Page 5. Landmark #49. The Chapel of the Immaculate Conception was in constant use between 1858 and the early 1900’s. Outside hung two of the oldest mission bells in California. One was recast. The other now hangs at San Diego Mission de Alcalá.
Page 7. Landmark #51. The first keeper of the “Old Spanish Lighthouse,” officially lit the new beacon at sunset on November 15, 1855, Mariners refer to it as the “White Tower.” (Copyright, Marco Thorne, 1966)
Page 8. Landmark #53. Don José Antonio de Estudillo and his wife, Doña Maria Victoria Dominguez de Estudillo, entertained the most brilliant and aristocratic citizens of Upper California in the Casa de Estudillo. Doña Victoria, known for her charm and her compassion, was buried beneath the alter of the Chapel of the Immaculate Conception.

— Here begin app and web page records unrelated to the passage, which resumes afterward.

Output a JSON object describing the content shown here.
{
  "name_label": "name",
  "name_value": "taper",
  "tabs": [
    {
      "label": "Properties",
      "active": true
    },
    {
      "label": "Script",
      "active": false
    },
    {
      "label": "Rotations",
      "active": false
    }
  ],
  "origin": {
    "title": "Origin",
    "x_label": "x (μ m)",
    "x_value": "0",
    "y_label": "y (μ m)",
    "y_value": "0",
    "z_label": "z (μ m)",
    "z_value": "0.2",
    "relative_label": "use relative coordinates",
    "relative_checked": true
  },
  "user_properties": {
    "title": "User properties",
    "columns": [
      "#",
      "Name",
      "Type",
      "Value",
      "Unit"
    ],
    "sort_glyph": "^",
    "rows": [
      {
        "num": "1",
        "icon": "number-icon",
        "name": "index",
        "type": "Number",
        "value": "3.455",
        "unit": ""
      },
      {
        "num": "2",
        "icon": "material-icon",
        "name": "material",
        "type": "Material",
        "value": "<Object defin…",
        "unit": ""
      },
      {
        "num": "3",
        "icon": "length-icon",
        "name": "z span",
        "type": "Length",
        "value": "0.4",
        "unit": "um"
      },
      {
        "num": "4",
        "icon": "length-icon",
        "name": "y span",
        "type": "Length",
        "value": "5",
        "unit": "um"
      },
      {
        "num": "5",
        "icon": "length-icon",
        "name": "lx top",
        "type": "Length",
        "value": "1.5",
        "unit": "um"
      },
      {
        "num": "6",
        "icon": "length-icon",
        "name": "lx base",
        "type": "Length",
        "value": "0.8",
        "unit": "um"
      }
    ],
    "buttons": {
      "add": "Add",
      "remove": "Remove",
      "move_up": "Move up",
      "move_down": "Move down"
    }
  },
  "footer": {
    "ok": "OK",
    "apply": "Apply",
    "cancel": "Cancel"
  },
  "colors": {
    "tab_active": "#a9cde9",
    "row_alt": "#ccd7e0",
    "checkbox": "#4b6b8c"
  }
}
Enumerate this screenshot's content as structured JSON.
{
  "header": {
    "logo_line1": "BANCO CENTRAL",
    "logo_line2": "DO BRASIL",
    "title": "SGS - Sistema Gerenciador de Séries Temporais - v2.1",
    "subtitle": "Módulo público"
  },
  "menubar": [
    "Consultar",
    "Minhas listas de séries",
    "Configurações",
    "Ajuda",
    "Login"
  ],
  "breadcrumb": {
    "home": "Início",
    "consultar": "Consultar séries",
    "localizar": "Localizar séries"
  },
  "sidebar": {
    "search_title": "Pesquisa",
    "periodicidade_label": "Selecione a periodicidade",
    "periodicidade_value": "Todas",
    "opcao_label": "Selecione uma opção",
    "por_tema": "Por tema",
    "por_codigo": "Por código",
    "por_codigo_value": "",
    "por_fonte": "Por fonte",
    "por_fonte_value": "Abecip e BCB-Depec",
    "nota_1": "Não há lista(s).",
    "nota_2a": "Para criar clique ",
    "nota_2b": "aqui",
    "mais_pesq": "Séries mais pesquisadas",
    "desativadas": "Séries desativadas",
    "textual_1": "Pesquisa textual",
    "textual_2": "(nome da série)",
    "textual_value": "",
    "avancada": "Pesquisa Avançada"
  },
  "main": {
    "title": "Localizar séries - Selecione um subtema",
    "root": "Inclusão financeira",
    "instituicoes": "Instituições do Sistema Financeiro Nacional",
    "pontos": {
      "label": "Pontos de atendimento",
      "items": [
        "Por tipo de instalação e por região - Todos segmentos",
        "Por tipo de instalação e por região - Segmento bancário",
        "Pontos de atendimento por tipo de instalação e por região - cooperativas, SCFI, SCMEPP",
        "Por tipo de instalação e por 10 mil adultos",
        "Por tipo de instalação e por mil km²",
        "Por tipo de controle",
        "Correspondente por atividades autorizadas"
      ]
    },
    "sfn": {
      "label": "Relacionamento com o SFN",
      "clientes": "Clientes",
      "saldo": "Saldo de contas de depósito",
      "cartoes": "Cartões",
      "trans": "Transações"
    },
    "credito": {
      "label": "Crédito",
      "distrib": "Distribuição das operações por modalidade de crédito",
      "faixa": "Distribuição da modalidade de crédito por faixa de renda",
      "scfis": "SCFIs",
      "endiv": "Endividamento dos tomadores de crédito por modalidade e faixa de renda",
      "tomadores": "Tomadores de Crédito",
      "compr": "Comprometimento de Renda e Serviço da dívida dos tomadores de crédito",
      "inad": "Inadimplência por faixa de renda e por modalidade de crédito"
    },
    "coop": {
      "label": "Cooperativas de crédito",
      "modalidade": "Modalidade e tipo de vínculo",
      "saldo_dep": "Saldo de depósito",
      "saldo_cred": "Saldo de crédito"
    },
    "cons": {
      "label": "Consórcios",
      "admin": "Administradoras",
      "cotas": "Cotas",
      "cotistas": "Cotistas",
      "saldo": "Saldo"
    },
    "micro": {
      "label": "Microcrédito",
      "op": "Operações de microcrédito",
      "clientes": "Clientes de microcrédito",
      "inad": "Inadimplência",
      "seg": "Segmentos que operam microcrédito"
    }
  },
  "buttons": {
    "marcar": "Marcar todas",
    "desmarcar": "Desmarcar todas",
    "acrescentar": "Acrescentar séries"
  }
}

Page 10. Landmark #54. Here at Fort Stockton in January 1847 arrived the Mormon Battalion, completing the longest march of infantry known to history. Near here in that same year was born Diego Hunter, son of Captain and Mrs. Jesse Hunter, Mormons, and spoken of as “the first child of American parents born in San Diego.”
Page 12. Landmark #59. On March 27, 1828, the Pattie Party, consisting of Sylvester Pattie, his son, James, and six other men, completed the trail over the southern route from St.Louis, Missouri, to the Presidio of San Diego. Sylvester was imprisoned and died at the spot where the Pattie Memorial now stands. He is reputed to be the first American to die in California.
Page 14. Landmark #65. One of the stirring episodes in San Diego history was the removal by stealth, of the county records from Whaley House New San Diego, in the face of the armed resistance and wild threats of the people of Old Town.
Page 15. Landmark #67. From the Serra Palm site, “El Camino Real,” the most celebrated trail in California begins. Also from this, “Spanish Camp,” Governor Gaspar de Portolá set out on July 14, 1769, in a vain search for the port of Monterey. This early photo of the Serra Palms was donated by Mr. and Mrs. George C. Jessop, Jr., to the San Diego History Center.
Page 17. Landmark #71. After the Señora María Antonia Machado de Silvas hid the Mexican flag in her home, the Casa de Machado, following American occupation of San Diego in 1846, she was whisked away to Lower California to prevent possible American wrath from being visited on hr. Her house is a fine example of adobe construction.
Page 20. Landmark #242. During and for ten years after the Mexican-American War Mission San Diego de Alcalá was a United States army post, the church being used as a stables. This factor, plus the elements, lack of maintenance and severe earthquakes, reduced the “Mother Mission” to crumpled walls and rotted roofs. Restoration is proceeding in a slow consistent fashion.
Page 24. Landmark #533. The San Pasqual Battlefield State Historical Monument commemorates the actions of two gallant armies which clashed on this spot in one of the major actions of the Mexican-American War. (Photo furnished by San Diego Independent)
Page 27. Landmark #711. As a boy John Montgomery, from his father’s farm on Otay Mesa, spent many hours studying air currents and the flight of birds. Later he made spectacular descents in gliding planes launched from ballons at altitudes of nearly a mile. He also invented a seismograph, a power pump for wells, and a telephone similar to Thomas A. Edison’s instrument. (Photo furnished by San Diego independent.)
Page 28. Landmark [#1030] The Star of India sailed under three flags, British, Hawaiian and United States. It was during the American registry that her name was changed by the Alaska Packers, her new owners, from “Euterpe” to “Star of India.”